Even casual observers of the pharmaceutical industry know that it is in a trough of new product development especially over the next three years. What remains unappreciated, even within the industry, is that pharma's entire customer base is undergoing enormous change. If the industry wants to adapt, its entire business model must change just as radically.
Pharma's historic customers -- the individual physicians -- have been consolidating into larger corporate entities. They are doing this to get a stronger hand in negotiating with insurers/payers, and to earn revenue from other sources such as clinical trials. And in an era when electronic medical records (EMRs) are becoming coins of the doctoring realm, larger practices possess the capital to make the change more quickly.
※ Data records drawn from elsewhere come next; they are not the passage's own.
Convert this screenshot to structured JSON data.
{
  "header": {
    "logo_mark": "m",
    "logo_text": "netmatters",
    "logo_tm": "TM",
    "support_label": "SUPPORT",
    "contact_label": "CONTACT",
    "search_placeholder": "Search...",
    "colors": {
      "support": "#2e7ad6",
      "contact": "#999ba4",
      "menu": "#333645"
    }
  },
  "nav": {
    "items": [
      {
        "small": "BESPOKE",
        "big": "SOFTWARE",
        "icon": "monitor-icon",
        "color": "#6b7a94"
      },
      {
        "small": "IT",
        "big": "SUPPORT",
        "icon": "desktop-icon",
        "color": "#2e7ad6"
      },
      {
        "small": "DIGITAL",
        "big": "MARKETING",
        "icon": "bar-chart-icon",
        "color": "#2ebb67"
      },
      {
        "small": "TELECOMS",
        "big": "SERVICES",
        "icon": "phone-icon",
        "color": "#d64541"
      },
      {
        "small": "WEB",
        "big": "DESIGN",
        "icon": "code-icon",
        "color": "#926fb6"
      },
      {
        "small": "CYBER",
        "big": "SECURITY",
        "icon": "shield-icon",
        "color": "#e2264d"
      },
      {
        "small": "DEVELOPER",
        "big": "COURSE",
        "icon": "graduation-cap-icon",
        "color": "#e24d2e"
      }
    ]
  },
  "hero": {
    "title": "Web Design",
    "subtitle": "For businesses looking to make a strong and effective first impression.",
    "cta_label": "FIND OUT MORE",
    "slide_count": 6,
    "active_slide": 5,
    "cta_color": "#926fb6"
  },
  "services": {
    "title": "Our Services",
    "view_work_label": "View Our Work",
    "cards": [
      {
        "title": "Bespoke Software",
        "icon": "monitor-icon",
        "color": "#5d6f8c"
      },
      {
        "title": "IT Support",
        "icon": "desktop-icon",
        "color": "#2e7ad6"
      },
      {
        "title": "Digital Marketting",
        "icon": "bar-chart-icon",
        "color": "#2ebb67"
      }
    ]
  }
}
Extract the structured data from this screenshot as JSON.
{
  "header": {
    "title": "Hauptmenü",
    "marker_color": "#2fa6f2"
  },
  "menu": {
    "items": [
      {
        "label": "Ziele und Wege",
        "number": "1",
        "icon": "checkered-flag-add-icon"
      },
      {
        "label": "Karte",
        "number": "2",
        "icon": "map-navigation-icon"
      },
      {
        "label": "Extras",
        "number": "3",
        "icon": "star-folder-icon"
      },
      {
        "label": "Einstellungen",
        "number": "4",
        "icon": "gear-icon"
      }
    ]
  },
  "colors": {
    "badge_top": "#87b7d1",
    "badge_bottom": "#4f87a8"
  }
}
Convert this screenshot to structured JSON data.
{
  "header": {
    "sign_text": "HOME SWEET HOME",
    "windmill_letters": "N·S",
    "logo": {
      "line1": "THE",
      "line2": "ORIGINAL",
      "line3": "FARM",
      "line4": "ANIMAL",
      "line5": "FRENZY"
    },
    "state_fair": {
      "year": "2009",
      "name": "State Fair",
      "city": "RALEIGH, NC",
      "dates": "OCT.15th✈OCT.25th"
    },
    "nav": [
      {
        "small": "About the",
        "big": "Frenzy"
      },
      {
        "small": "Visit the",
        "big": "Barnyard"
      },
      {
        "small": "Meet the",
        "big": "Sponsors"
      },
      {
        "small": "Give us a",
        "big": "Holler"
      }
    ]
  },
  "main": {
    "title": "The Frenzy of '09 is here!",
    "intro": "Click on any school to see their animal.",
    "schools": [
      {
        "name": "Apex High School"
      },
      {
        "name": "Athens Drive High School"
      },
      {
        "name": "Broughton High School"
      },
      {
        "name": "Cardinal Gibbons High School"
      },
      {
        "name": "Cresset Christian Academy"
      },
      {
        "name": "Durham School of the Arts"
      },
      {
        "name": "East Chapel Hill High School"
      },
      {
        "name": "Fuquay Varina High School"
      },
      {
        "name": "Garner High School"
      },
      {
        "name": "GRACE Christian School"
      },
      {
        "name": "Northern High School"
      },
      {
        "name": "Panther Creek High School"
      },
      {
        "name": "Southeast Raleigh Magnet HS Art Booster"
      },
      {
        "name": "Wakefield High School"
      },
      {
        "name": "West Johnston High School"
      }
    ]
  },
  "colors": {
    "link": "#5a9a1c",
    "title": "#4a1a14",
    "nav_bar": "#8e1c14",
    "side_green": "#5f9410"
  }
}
This recent report in The New York Times shows that physicians now own less than 50% of private practices.
This trend holds several huge consequences for the pharmaceutical industry.
The sun will set on the gatekeeper system. Practices rather than individual physicians will make or constrain most of these decisions, and profits will represent the principal factor driving their choices.
Sales reps become obsolete. Pharma and others will have to conduct business-to-businss selling, not aim at individual docs. Reps will become as obsolete as buggy whip operators.
Niche products will be king. In the near future, the decision on which drugs to use will result from a dynamic of dueling electronic databases. Instead of a company being able to argue persuasively that its product is the most effective, larger practices will check the historical outcomes of each product among tens of thousands, and even millions of patients.
Until new blockbusters are found, most new, branded products will show better cost-effectiveness in only a small proportion of patients. That means pharma must learn to prosper by making profits on small, niche products. Until they can do that, the giant companies such as Pfizer, Merck and GlaxoSmithKline will operate with diseconomies of scale, the exact opposite condition of what favored the mergers and acquisitions that created those behemoth companies.